Published: 24/02/2005, Volume II5, No. 5944 Page 9
The Conservatives' trademark managerbashing and 'clean hospitals' rhetoric has ruffled a few feathers. HSJ asked leading figures in health policy and management for their views.
Professor Chris Ham, professor of health policy at Birmingham University and former Department of Health director of strategy
'There is a real contradiction running through the document. The Conservatives say they want to scrap central targets, but there is a lot on national standards. They say they will instruct the National Institute for Clinical Excellence to come up with standards of healthcare for chronic diseases. If That is not centralisation and micro-management then what is?'
Professor John Appleby, King's Fund chief economist
'The problem for the Conservatives is that before they can draw breath with a new policy, Labour have not only thought up their own version but are already starting to implement it. The Tories say: 'Under a Conservative government, funding will follow the patient.' It is already happening; do try and keep up. Labour has won the political battle over the NHS.'
Un-named strategic health authority chief executive
'The abolition of SHAs is the usual cheap shot and the idea of no intermediate tier to keep some barrier between politicians and the NHS will not work.
'The use of the private sector in a spot market with NHS subsidy will simply take NHS staff into it with no contribution to training or other costs. Without a rule limiting NHS staff work in the private sector, this will increase costs back to the old rip-off levels and re-incentivise NHS consultants to have long waiting lists.
'More worryingly, reduction of inspection and the introduction of the private sector makes for a very dangerous combination of small units, short-term management and lack of quality checks.
No other country I can think of would advocate that. These proposals just take old dogma-based solutions and rerun them. They didn't work pre-97 and they wont work just because of a little extra money this time.'
Barbara Kennedy, chief executive, Milton Keynes primary care trust

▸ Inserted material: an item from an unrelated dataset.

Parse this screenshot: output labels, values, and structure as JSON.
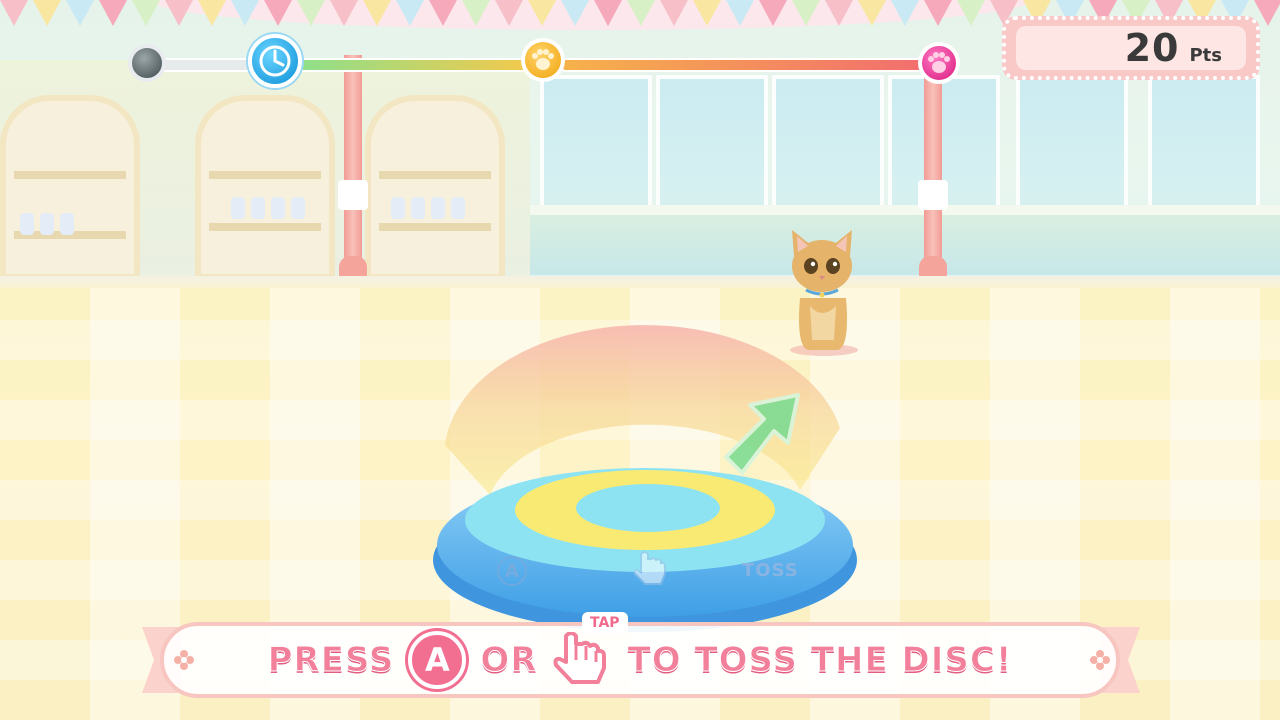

'The NHS spend on management is still reasonably good compared to other international benchmarks. If costs are reduced I would be concerned about whether we have enough people to manage the service effectively.'
Dr Tom Coffey, chair, New Health Network
'The large contribution to patients who choose to use a private provider not only seems an unnecessary subsidy to people who would go private anyway, but might encourage independent providers to increase their charges.'
Stephen Thornton, chief executive, Health Foundation
'The Conservative Party is right to prioritise safe and clean hospitals.
However, the manifesto's focus on hospital-acquired infection is a narrow one, and it neglects other causes of patient safety problems. Patients may want cleaner hospital wards, but they also more effective care overall.
'The Tories should generate more debate about other aspects of healthcare quality and clarify how they will assure the public that national standards are being met.'
Dr Gill Morgan, chief executive, NHS Confederation
'NHS trusts can be trusted to act responsibly by shutting wards that are affected by hospital-acquired infections.
It is grossly unfair to accuse NHS managers of chasing government targets at the expense of safe patient care.
'However, we strongly support any initiatives to streamline decision-making and increase local accountability.
Foundation trust status is already enabling the pioneers of this new model of management to make a real difference.'